--- Records for this task Enclosed Below ---

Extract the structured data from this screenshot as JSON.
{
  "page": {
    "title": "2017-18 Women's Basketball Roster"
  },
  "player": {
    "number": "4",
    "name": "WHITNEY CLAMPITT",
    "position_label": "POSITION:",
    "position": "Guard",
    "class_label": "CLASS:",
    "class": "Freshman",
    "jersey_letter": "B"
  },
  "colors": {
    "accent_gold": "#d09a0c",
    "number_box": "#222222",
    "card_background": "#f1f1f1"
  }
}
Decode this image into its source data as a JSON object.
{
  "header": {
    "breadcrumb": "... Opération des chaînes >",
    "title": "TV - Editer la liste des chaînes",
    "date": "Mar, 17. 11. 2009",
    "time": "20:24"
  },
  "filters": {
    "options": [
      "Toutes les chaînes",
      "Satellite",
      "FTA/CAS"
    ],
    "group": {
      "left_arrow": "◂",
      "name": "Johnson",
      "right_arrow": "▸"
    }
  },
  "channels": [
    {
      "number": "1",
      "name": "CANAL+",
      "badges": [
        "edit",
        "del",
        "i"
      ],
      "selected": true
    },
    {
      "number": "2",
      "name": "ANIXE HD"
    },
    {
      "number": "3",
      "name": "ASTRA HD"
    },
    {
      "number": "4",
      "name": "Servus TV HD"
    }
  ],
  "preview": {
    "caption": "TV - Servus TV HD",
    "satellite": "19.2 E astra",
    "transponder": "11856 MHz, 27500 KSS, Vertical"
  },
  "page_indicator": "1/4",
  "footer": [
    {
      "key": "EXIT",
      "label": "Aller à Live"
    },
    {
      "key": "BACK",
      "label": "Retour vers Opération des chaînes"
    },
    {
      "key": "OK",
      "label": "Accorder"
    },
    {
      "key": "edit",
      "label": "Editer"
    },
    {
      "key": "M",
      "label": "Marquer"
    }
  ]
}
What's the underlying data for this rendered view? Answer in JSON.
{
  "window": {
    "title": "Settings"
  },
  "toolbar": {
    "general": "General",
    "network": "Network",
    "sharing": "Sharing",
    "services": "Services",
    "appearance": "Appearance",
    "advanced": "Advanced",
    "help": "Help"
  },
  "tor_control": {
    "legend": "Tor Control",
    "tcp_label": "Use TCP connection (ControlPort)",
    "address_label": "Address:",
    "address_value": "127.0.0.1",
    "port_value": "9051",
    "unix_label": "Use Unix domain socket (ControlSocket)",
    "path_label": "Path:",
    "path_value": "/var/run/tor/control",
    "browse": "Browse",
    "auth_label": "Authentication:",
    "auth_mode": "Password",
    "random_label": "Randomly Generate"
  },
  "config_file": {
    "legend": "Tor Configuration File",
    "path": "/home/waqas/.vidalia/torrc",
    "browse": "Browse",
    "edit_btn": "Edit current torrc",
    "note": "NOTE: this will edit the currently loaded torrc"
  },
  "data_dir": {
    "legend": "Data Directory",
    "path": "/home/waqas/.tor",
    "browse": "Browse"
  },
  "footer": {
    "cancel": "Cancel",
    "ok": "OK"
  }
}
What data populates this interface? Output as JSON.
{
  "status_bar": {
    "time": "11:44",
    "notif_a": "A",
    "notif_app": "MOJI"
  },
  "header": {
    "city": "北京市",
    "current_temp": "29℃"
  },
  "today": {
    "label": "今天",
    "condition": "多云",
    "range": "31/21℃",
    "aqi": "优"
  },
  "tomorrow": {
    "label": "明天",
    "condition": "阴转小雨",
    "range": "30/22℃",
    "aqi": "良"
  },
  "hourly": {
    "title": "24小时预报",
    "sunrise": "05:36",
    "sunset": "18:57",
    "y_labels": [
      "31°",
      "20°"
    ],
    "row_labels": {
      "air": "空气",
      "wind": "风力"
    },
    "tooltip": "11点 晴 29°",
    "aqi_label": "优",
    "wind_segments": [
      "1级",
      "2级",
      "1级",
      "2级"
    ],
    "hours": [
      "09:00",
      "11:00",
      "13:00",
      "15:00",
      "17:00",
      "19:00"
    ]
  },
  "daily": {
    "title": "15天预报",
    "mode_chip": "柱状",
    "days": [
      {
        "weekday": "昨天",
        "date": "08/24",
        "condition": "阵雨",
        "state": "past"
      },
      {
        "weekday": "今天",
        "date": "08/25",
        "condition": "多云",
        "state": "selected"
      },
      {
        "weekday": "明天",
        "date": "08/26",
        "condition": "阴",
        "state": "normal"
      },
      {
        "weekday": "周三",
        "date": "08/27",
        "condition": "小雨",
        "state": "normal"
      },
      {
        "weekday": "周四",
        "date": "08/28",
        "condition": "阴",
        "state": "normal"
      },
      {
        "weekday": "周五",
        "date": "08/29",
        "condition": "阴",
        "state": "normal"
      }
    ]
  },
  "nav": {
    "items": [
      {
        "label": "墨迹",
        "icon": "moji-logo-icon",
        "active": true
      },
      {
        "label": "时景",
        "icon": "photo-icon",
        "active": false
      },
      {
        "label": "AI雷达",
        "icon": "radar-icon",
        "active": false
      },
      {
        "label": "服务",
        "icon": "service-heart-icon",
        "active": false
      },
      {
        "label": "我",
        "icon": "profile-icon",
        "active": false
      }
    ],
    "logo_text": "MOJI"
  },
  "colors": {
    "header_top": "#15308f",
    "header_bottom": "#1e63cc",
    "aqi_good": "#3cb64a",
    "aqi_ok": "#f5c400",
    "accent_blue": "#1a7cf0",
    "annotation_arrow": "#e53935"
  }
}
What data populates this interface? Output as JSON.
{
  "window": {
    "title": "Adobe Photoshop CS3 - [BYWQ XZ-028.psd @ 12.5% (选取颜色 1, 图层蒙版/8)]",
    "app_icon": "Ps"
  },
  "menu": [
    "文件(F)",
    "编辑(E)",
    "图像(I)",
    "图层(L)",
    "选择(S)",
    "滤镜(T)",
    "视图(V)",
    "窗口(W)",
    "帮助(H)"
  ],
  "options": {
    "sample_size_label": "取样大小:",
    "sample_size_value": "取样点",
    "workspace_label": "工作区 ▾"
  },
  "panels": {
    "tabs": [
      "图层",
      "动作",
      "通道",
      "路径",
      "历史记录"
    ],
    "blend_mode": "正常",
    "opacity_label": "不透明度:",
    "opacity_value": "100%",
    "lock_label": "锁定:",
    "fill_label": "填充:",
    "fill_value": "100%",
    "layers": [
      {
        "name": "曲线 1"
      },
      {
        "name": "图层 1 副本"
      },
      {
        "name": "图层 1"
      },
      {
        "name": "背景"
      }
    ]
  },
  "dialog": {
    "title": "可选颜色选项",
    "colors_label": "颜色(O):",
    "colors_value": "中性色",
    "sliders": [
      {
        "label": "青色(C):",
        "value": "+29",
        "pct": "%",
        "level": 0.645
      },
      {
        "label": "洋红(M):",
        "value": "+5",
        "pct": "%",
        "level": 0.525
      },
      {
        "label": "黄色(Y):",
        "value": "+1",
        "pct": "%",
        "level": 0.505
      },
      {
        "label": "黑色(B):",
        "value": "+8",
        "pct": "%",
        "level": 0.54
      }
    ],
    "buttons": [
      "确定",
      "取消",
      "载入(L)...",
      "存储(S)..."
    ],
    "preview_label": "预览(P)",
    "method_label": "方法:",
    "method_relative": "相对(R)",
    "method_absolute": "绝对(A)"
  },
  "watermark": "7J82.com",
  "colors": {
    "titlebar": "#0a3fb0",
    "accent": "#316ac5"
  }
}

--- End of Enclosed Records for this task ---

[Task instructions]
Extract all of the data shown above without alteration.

[Result for this exercise]
Extract the structured data from this screenshot as JSON.
{
  "page": {
    "title": "2017-18 Women's Basketball Roster"
  },
  "player": {
    "number": "4",
    "name": "WHITNEY CLAMPITT",
    "position_label": "POSITION:",
    "position": "Guard",
    "class_label": "CLASS:",
    "class": "Freshman",
    "jersey_letter": "B"
  },
  "colors": {
    "accent_gold": "#d09a0c",
    "number_box": "#222222",
    "card_background": "#f1f1f1"
  }
}
Decode this image into its source data as a JSON object.
{
  "header": {
    "breadcrumb": "... Opération des chaînes >",
    "title": "TV - Editer la liste des chaînes",
    "date": "Mar, 17. 11. 2009",
    "time": "20:24"
  },
  "filters": {
    "options": [
      "Toutes les chaînes",
      "Satellite",
      "FTA/CAS"
    ],
    "group": {
      "left_arrow": "◂",
      "name": "Johnson",
      "right_arrow": "▸"
    }
  },
  "channels": [
    {
      "number": "1",
      "name": "CANAL+",
      "badges": [
        "edit",
        "del",
        "i"
      ],
      "selected": true
    },
    {
      "number": "2",
      "name": "ANIXE HD"
    },
    {
      "number": "3",
      "name": "ASTRA HD"
    },
    {
      "number": "4",
      "name": "Servus TV HD"
    }
  ],
  "preview": {
    "caption": "TV - Servus TV HD",
    "satellite": "19.2 E astra",
    "transponder": "11856 MHz, 27500 KSS, Vertical"
  },
  "page_indicator": "1/4",
  "footer": [
    {
      "key": "EXIT",
      "label": "Aller à Live"
    },
    {
      "key": "BACK",
      "label": "Retour vers Opération des chaînes"
    },
    {
      "key": "OK",
      "label": "Accorder"
    },
    {
      "key": "edit",
      "label": "Editer"
    },
    {
      "key": "M",
      "label": "Marquer"
    }
  ]
}
What's the underlying data for this rendered view? Answer in JSON.
{
  "window": {
    "title": "Settings"
  },
  "toolbar": {
    "general": "General",
    "network": "Network",
    "sharing": "Sharing",
    "services": "Services",
    "appearance": "Appearance",
    "advanced": "Advanced",
    "help": "Help"
  },
  "tor_control": {
    "legend": "Tor Control",
    "tcp_label": "Use TCP connection (ControlPort)",
    "address_label": "Address:",
    "address_value": "127.0.0.1",
    "port_value": "9051",
    "unix_label": "Use Unix domain socket (ControlSocket)",
    "path_label": "Path:",
    "path_value": "/var/run/tor/control",
    "browse": "Browse",
    "auth_label": "Authentication:",
    "auth_mode": "Password",
    "random_label": "Randomly Generate"
  },
  "config_file": {
    "legend": "Tor Configuration File",
    "path": "/home/waqas/.vidalia/torrc",
    "browse": "Browse",
    "edit_btn": "Edit current torrc",
    "note": "NOTE: this will edit the currently loaded torrc"
  },
  "data_dir": {
    "legend": "Data Directory",
    "path": "/home/waqas/.tor",
    "browse": "Browse"
  },
  "footer": {
    "cancel": "Cancel",
    "ok": "OK"
  }
}
What data populates this interface? Output as JSON.
{
  "status_bar": {
    "time": "11:44",
    "notif_a": "A",
    "notif_app": "MOJI"
  },
  "header": {
    "city": "北京市",
    "current_temp": "29℃"
  },
  "today": {
    "label": "今天",
    "condition": "多云",
    "range": "31/21℃",
    "aqi": "优"
  },
  "tomorrow": {
    "label": "明天",
    "condition": "阴转小雨",
    "range": "30/22℃",
    "aqi": "良"
  },
  "hourly": {
    "title": "24小时预报",
    "sunrise": "05:36",
    "sunset": "18:57",
    "y_labels": [
      "31°",
      "20°"
    ],
    "row_labels": {
      "air": "空气",
      "wind": "风力"
    },
    "tooltip": "11点 晴 29°",
    "aqi_label": "优",
    "wind_segments": [
      "1级",
      "2级",
      "1级",
      "2级"
    ],
    "hours": [
      "09:00",
      "11:00",
      "13:00",
      "15:00",
      "17:00",
      "19:00"
    ]
  },
  "daily": {
    "title": "15天预报",
    "mode_chip": "柱状",
    "days": [
      {
        "weekday": "昨天",
        "date": "08/24",
        "condition": "阵雨",
        "state": "past"
      },
      {
        "weekday": "今天",
        "date": "08/25",
        "condition": "多云",
        "state": "selected"
      },
      {
        "weekday": "明天",
        "date": "08/26",
        "condition": "阴",
        "state": "normal"
      },
      {
        "weekday": "周三",
        "date": "08/27",
        "condition": "小雨",
        "state": "normal"
      },
      {
        "weekday": "周四",
        "date": "08/28",
        "condition": "阴",
        "state": "normal"
      },
      {
        "weekday": "周五",
        "date": "08/29",
        "condition": "阴",
        "state": "normal"
      }
    ]
  },
  "nav": {
    "items": [
      {
        "label": "墨迹",
        "icon": "moji-logo-icon",
        "active": true
      },
      {
        "label": "时景",
        "icon": "photo-icon",
        "active": false
      },
      {
        "label": "AI雷达",
        "icon": "radar-icon",
        "active": false
      },
      {
        "label": "服务",
        "icon": "service-heart-icon",
        "active": false
      },
      {
        "label": "我",
        "icon": "profile-icon",
        "active": false
      }
    ],
    "logo_text": "MOJI"
  },
  "colors": {
    "header_top": "#15308f",
    "header_bottom": "#1e63cc",
    "aqi_good": "#3cb64a",
    "aqi_ok": "#f5c400",
    "accent_blue": "#1a7cf0",
    "annotation_arrow": "#e53935"
  }
}
What data populates this interface? Output as JSON.
{
  "window": {
    "title": "Adobe Photoshop CS3 - [BYWQ XZ-028.psd @ 12.5% (选取颜色 1, 图层蒙版/8)]",
    "app_icon": "Ps"
  },
  "menu": [
    "文件(F)",
    "编辑(E)",
    "图像(I)",
    "图层(L)",
    "选择(S)",
    "滤镜(T)",
    "视图(V)",
    "窗口(W)",
    "帮助(H)"
  ],
  "options": {
    "sample_size_label": "取样大小:",
    "sample_size_value": "取样点",
    "workspace_label": "工作区 ▾"
  },
  "panels": {
    "tabs": [
      "图层",
      "动作",
      "通道",
      "路径",
      "历史记录"
    ],
    "blend_mode": "正常",
    "opacity_label": "不透明度:",
    "opacity_value": "100%",
    "lock_label": "锁定:",
    "fill_label": "填充:",
    "fill_value": "100%",
    "layers": [
      {
        "name": "曲线 1"
      },
      {
        "name": "图层 1 副本"
      },
      {
        "name": "图层 1"
      },
      {
        "name": "背景"
      }
    ]
  },
  "dialog": {
    "title": "可选颜色选项",
    "colors_label": "颜色(O):",
    "colors_value": "中性色",
    "sliders": [
      {
        "label": "青色(C):",
        "value": "+29",
        "pct": "%",
        "level": 0.645
      },
      {
        "label": "洋红(M):",
        "value": "+5",
        "pct": "%",
        "level": 0.525
      },
      {
        "label": "黄色(Y):",
        "value": "+1",
        "pct": "%",
        "level": 0.505
      },
      {
        "label": "黑色(B):",
        "value": "+8",
        "pct": "%",
        "level": 0.54
      }
    ],
    "buttons": [
      "确定",
      "取消",
      "载入(L)...",
      "存储(S)..."
    ],
    "preview_label": "预览(P)",
    "method_label": "方法:",
    "method_relative": "相对(R)",
    "method_absolute": "绝对(A)"
  },
  "watermark": "7J82.com",
  "colors": {
    "titlebar": "#0a3fb0",
    "accent": "#316ac5"
  }
}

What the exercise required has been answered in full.